Meeting highlights from Amazing Japanese!, “Moshi moshi, Japan?”, Geneva, 29 January, 2016

We had great food for thoughts watching a video of amazing Japanese.

Please take a minute to look at the video from the link below. You’d enjoy the reading this article even more. –>

http://www.nicovideo.jp/watch/sm16589544

What did you think?

The video is taken in the first morning of the Tokyo Comic Market in 2012.

Here you are, major point of our discussion.

Why do this voluntarily? 

B thought it happens only in Japan, not possible in Europe. P and S said what to see here is that the people in the video are not military solders. They are doing it voluntarily. This makes the Japanese unique and sometimes amaze the Europeans.

P said that whats behind this behavior may be a strong social punishment to those people who don’t keep rules.

Creativity vs Social rules

Y asked why people keep rules, though they are enthusiastic comic lovers, who’d have creative spirits. Why people didn’t show creativity or originality in queing?

S thought it because of fear to take risks. The people in the que thought it better to be submissive, even though they are creators in one way or another. He saw the same attitude of risk avoidance in doing business with the Japanese. S went on to say that harmony had a great value in Japan and that the Japanese harmony meant an agreement by everyone. This value may underly even in the mindset of creators.
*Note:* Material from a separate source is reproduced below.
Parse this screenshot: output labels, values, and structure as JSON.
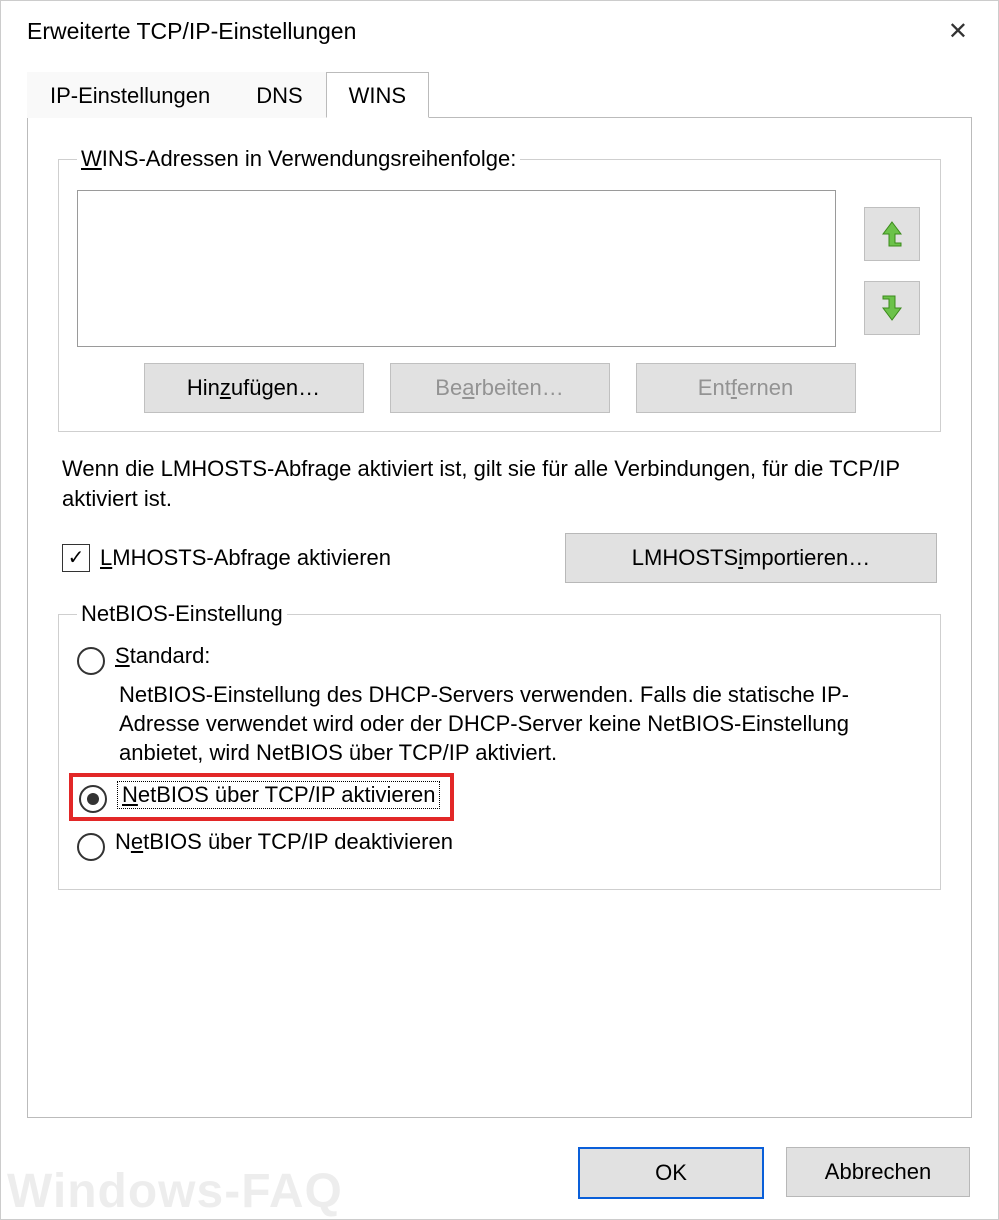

Risk of being original and unique

You won’t be accepted by CEO if you reach him/her by skipping hierarchy in a Japanese organisation. In contrat, you’d be accepted in Switzerland.

“KO” between the West and Japan

Y explained a fundamental difference of “KO” between the Westners and Japanese. “個 (self)” and “孤 (being alone)” are pronounced “KO” in Japanese. The Japanese are afraid of, or don’t want to be alone, or “孤”, while the Westners stick to “個”, not being afraid of being alone.

Rules govern

We reached a kind of conclusion that the Japanese nee rules all the time. Without rules, people don’t know how to behave. That’s why even the young people with artist in mind seem to have no problem to follow guidance provided by the organiser of the show, as we observed in the video.

IMG_2157_2
Naturally, neat & tidy. Ningyo-cho, Tokyo
IMG_2146
“No question about it”

 

 

 

Advertisements

Author: Yoshiko KURISAKI (栗崎由子)

I am Yoshiko Kurisaki, Japanese, executive consultant specialising in cross-cultural management between Europe and Japan. Having lived in Europe for about 30 years, I'm back to Japan. Culture may be a stop factor in business. On the contrary, if you go beyond that, culture is a valuable source of inspirations and innovation. I help European businesses to turn cultural barriers to innovation.   栗崎由子(くりさき よしこ) 国際コミュニケーション コンサルタント。欧州で30年間、世界230か国以上の人々と仕事をして体得した本物の国際コミュニケーションのコツをお教えします。あなたの仕事が進みます、交渉が捗ります。無料相談(30分)はこちらからどうぞ → https://goo.gl/WpjQ7L

Leave a Reply

Fill in your details below or click an icon to log in:

WordPress.com Logo

You are commenting using your WordPress.com account. Log Out /  Change )

Google+ photo

You are commenting using your Google+ account. Log Out /  Change )

Twitter picture

You are commenting using your Twitter account. Log Out /  Change )

Facebook photo

You are commenting using your Facebook account. Log Out /  Change )

Connecting to %s